▶ Exercise prompt
Check the lines of the listing below for the word "amplitude", and state only how many have it.

▶ Data records
=== Begin Enclosure ===

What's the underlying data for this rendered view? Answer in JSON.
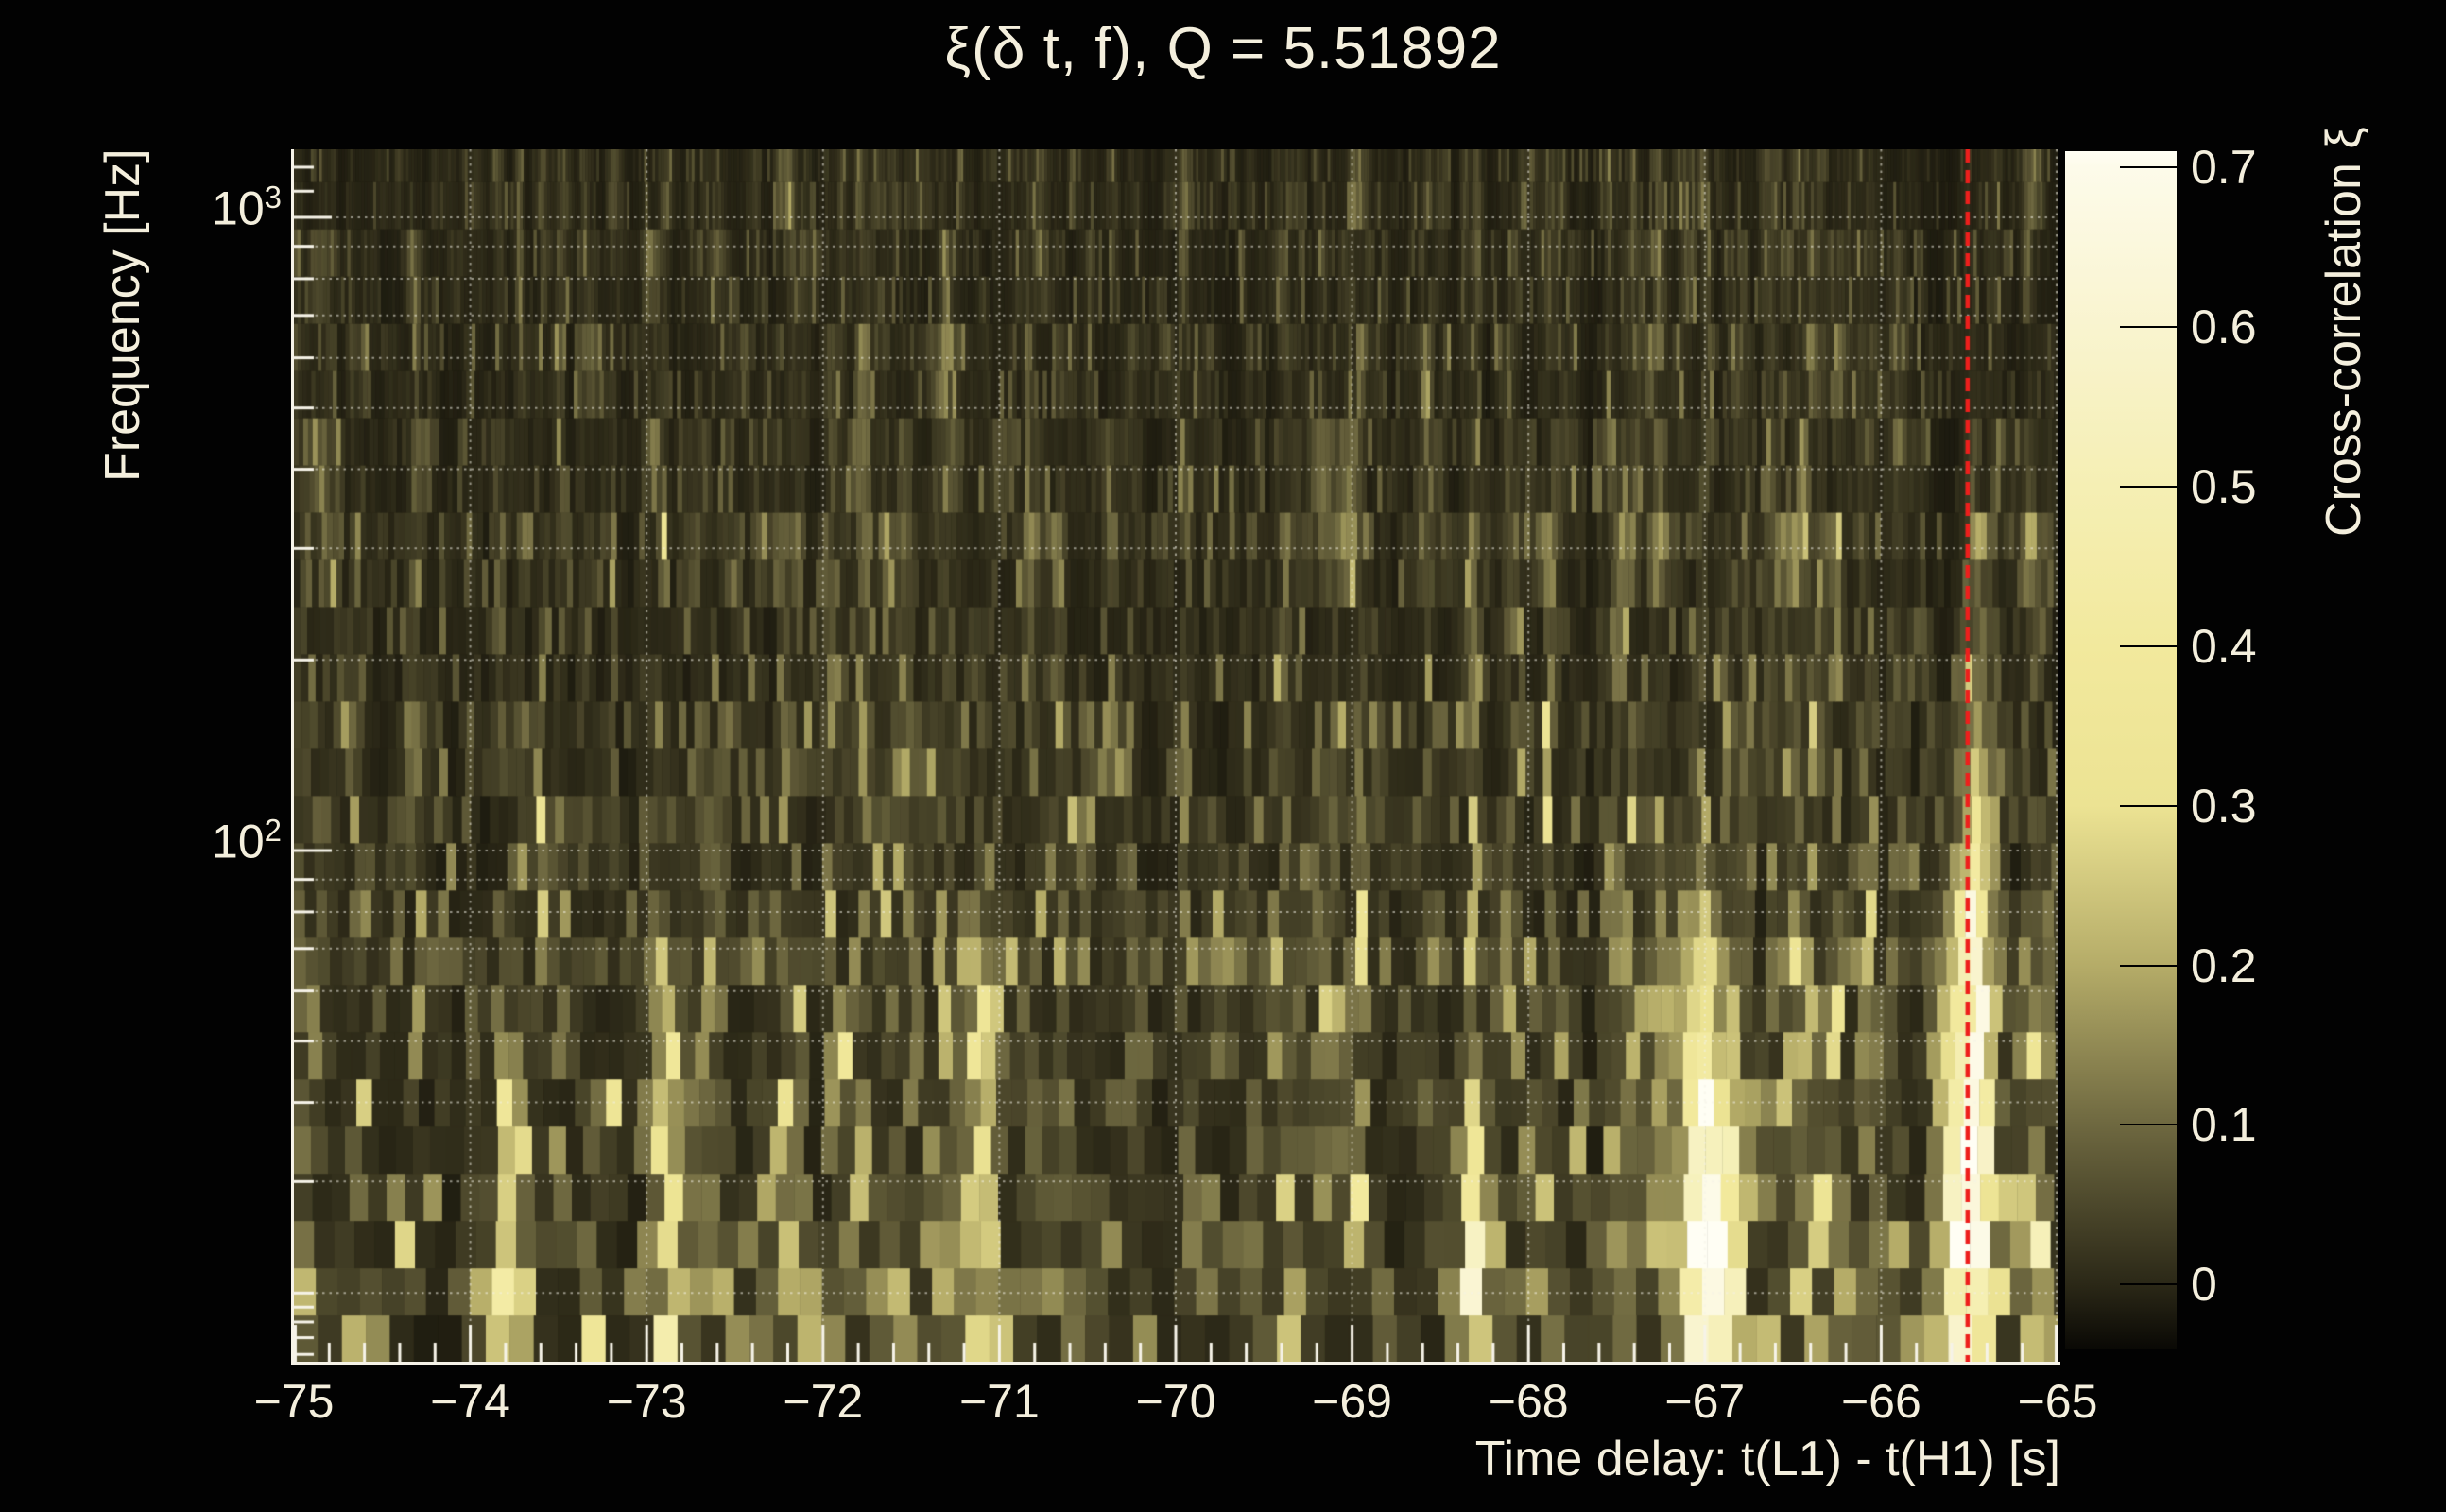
{
  "chart_data": {
    "type": "heatmap",
    "title": "ξ(δ t, f), Q = 5.51892",
    "q_value": 5.51892,
    "x": {
      "label": "Time delay: t(L1) - t(H1) [s]",
      "min": -75,
      "max": -65,
      "major_ticks": [
        -75,
        -74,
        -73,
        -72,
        -71,
        -70,
        -69,
        -68,
        -67,
        -66,
        -65
      ],
      "tick_labels": [
        "−75",
        "−74",
        "−73",
        "−72",
        "−71",
        "−70",
        "−69",
        "−68",
        "−67",
        "−66",
        "−65"
      ],
      "minor_tick_step": 0.2,
      "grid": "dotted vertical line at each major tick"
    },
    "y": {
      "label": "Frequency [Hz]",
      "scale": "log",
      "min_hz": 15.5,
      "max_hz": 1280,
      "labeled_ticks": [
        {
          "hz": 100,
          "mantissa": "10",
          "exponent": "2"
        },
        {
          "hz": 1000,
          "mantissa": "10",
          "exponent": "3"
        }
      ],
      "minor_ticks_hz": [
        16,
        17,
        18,
        19,
        20,
        30,
        40,
        50,
        60,
        70,
        80,
        90,
        200,
        300,
        400,
        500,
        600,
        700,
        800,
        900,
        1100,
        1200
      ],
      "grid_hz": [
        20,
        30,
        40,
        50,
        60,
        70,
        80,
        90,
        100,
        200,
        300,
        400,
        500,
        600,
        700,
        800,
        900,
        1000
      ]
    },
    "z": {
      "label": "Cross-correlation ξ",
      "min": -0.04,
      "max": 0.71,
      "ticks": [
        0,
        0.1,
        0.2,
        0.3,
        0.4,
        0.5,
        0.6,
        0.7
      ],
      "tick_labels": [
        "0",
        "0.1",
        "0.2",
        "0.3",
        "0.4",
        "0.5",
        "0.6",
        "0.7"
      ]
    },
    "palette": [
      {
        "v": -0.04,
        "color": "#0a0905"
      },
      {
        "v": 0.0,
        "color": "#2b2817"
      },
      {
        "v": 0.1,
        "color": "#6e6840"
      },
      {
        "v": 0.2,
        "color": "#b5ac68"
      },
      {
        "v": 0.3,
        "color": "#ece393"
      },
      {
        "v": 0.4,
        "color": "#f2e99d"
      },
      {
        "v": 0.5,
        "color": "#f5efb4"
      },
      {
        "v": 0.6,
        "color": "#f9f4cf"
      },
      {
        "v": 0.7,
        "color": "#fdfbea"
      },
      {
        "v": 0.71,
        "color": "#fffef4"
      }
    ],
    "marker_line": {
      "time_s": -65.51,
      "color": "#ee1f1c",
      "style": "dashed"
    },
    "hotspots": [
      {
        "time_s": -73.78,
        "amplitude": 0.5,
        "sigma_s": 0.06,
        "f_knee_hz": 24,
        "f_falloff": 0.6
      },
      {
        "time_s": -72.85,
        "amplitude": 0.45,
        "sigma_s": 0.055,
        "f_knee_hz": 36,
        "f_falloff": 0.5
      },
      {
        "time_s": -71.1,
        "amplitude": 0.33,
        "sigma_s": 0.055,
        "f_knee_hz": 45,
        "f_falloff": 0.45
      },
      {
        "time_s": -68.31,
        "amplitude": 0.5,
        "sigma_s": 0.07,
        "f_knee_hz": 22,
        "f_falloff": 0.55
      },
      {
        "time_s": -67.0,
        "amplitude": 1.0,
        "sigma_s": 0.09,
        "f_knee_hz": 26,
        "f_falloff": 0.8
      },
      {
        "time_s": -66.82,
        "amplitude": 0.45,
        "sigma_s": 0.05,
        "f_knee_hz": 22,
        "f_falloff": 0.6
      },
      {
        "time_s": -65.62,
        "amplitude": 0.85,
        "sigma_s": 0.05,
        "f_knee_hz": 30,
        "f_falloff": 0.7
      },
      {
        "time_s": -65.47,
        "amplitude": 1.1,
        "sigma_s": 0.064,
        "f_knee_hz": 36,
        "f_falloff": 1.1
      },
      {
        "time_s": -65.12,
        "amplitude": 0.38,
        "sigma_s": 0.05,
        "f_knee_hz": 20,
        "f_falloff": 0.5
      }
    ],
    "texture": {
      "seed": 1234,
      "rows_per_decade": 13.4,
      "background_xi": 0.0
    }
  }
}
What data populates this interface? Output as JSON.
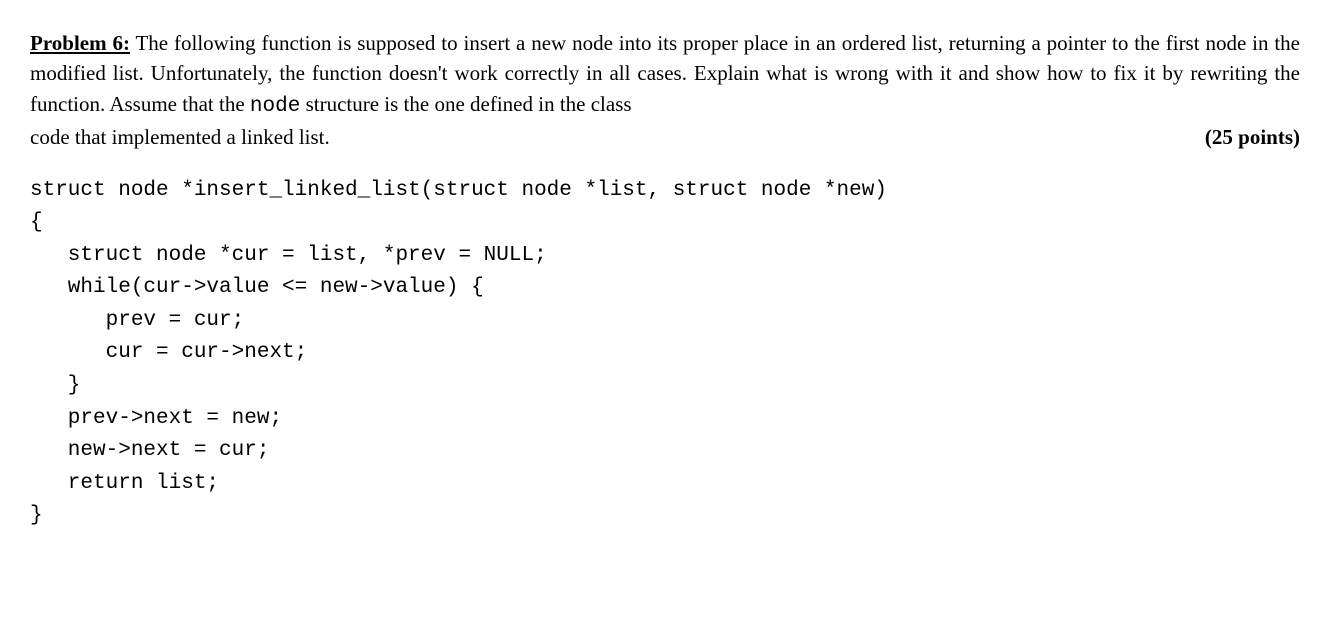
{
  "problem": {
    "label": "Problem 6:",
    "text_part1": " The following function is supposed to insert a new node into its proper place in an ordered list, returning a pointer to the first node in the modified list. Unfortunately, the function doesn't work correctly in all cases. Explain what is wrong with it and show how to fix it by rewriting the function. Assume that the ",
    "code_word": "node",
    "text_part2": " structure is the one defined in the class ",
    "last_line_text": "code that implemented a linked list.",
    "points": "(25 points)"
  },
  "code": "struct node *insert_linked_list(struct node *list, struct node *new)\n{\n   struct node *cur = list, *prev = NULL;\n   while(cur->value <= new->value) {\n      prev = cur;\n      cur = cur->next;\n   }\n   prev->next = new;\n   new->next = cur;\n   return list;\n}"
}
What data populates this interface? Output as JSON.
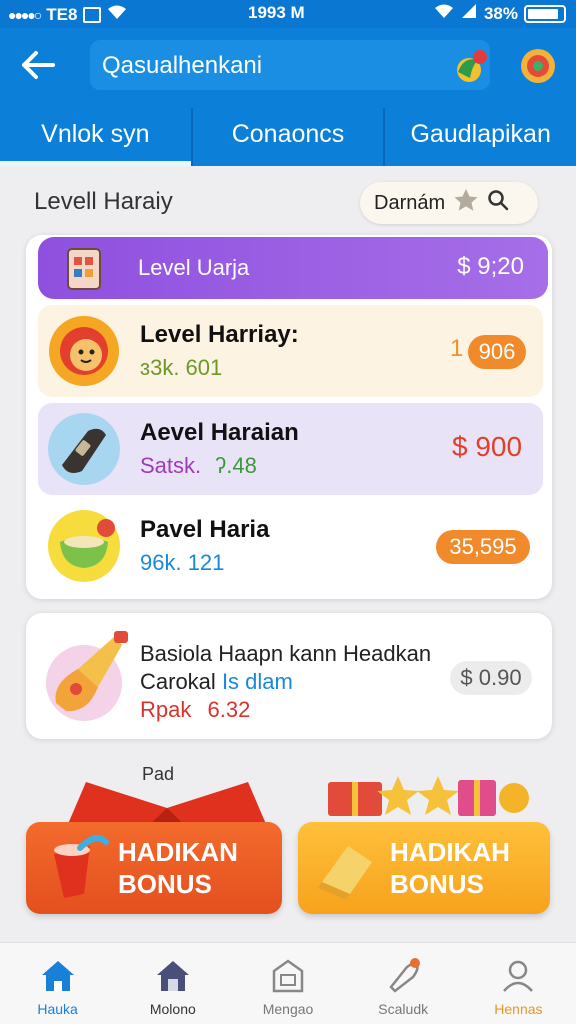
{
  "status_bar": {
    "carrier": "TE8",
    "time": "1993 M",
    "battery": "38%"
  },
  "header": {
    "back_icon": "arrow-left-icon",
    "search_text": "Qasualhenkani",
    "tabs": [
      {
        "label": "Vnlok syn",
        "active": true
      },
      {
        "label": "Conaoncs",
        "active": false
      },
      {
        "label": "Gaudlapikan",
        "active": false
      }
    ]
  },
  "section": {
    "title": "Levell Haraiy",
    "sort_label": "Darnám"
  },
  "banner": {
    "label": "Level Uarja",
    "value": "$ 9;20"
  },
  "items": [
    {
      "name": "Level Harriay:",
      "sub": "ɜ3k. 601",
      "pill": "906",
      "prefix": "1",
      "sub_color": "#6a9a2a"
    },
    {
      "name": "Aevel Haraian",
      "sub_a": "Satsk.",
      "sub_b": "ʔ.48",
      "value": "$ 900"
    },
    {
      "name": "Pavel Haria",
      "sub": "96k. 121",
      "pill": "35,595"
    }
  ],
  "promo": {
    "line1": "Basiola Haapn kann Headkan",
    "line2_a": "Carokal",
    "line2_b": "Is dlam",
    "line3_a": "Rpak",
    "line3_b": "6.32",
    "pill": "$ 0.90"
  },
  "bonus": {
    "small_label": "Pad",
    "left": {
      "line1": "HADIKAN",
      "line2": "BONUS"
    },
    "right": {
      "line1": "HADIKAH",
      "line2": "BONUS"
    }
  },
  "bottom_nav": [
    {
      "label": "Hauka",
      "icon": "home-icon",
      "color": "#1a7fd6"
    },
    {
      "label": "Molono",
      "icon": "house-icon",
      "color": "#333"
    },
    {
      "label": "Mengao",
      "icon": "store-icon",
      "color": "#777"
    },
    {
      "label": "Scaludk",
      "icon": "rocket-icon",
      "color": "#777"
    },
    {
      "label": "Hennas",
      "icon": "user-icon",
      "color": "#e8962a"
    }
  ]
}
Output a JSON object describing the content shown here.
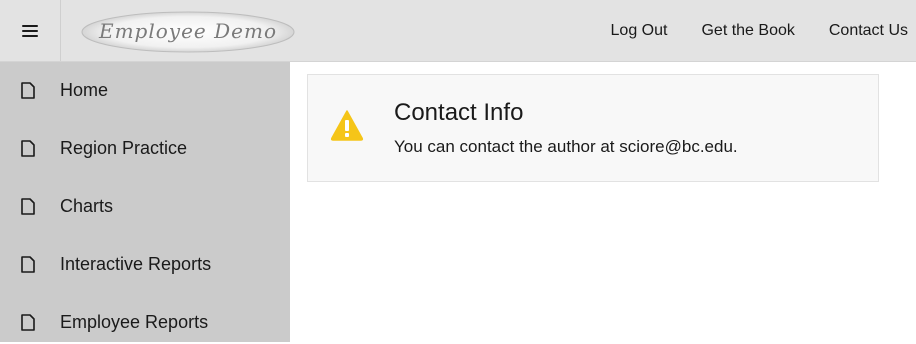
{
  "header": {
    "logo_text": "Employee Demo",
    "nav": {
      "logout": "Log Out",
      "get_book": "Get the Book",
      "contact": "Contact Us"
    }
  },
  "sidebar": {
    "items": [
      {
        "label": "Home",
        "icon": "page-icon"
      },
      {
        "label": "Region Practice",
        "icon": "page-icon"
      },
      {
        "label": "Charts",
        "icon": "page-icon"
      },
      {
        "label": "Interactive Reports",
        "icon": "page-icon"
      },
      {
        "label": "Employee Reports",
        "icon": "page-icon"
      }
    ]
  },
  "main": {
    "alert": {
      "title": "Contact Info",
      "message": "You can contact the author at sciore@bc.edu.",
      "icon": "warning-icon"
    }
  },
  "colors": {
    "header_bg": "#e3e3e3",
    "sidebar_bg": "#cbcbcb",
    "warning": "#f5c518",
    "card_bg": "#f8f8f8"
  }
}
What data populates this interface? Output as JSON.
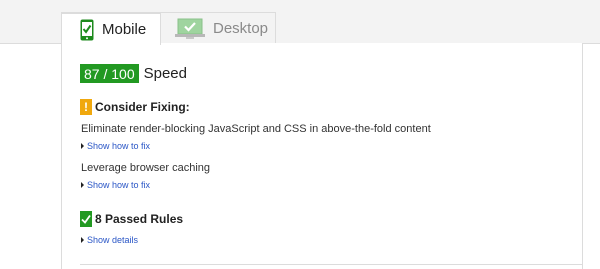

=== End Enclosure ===

▶ Answer section
9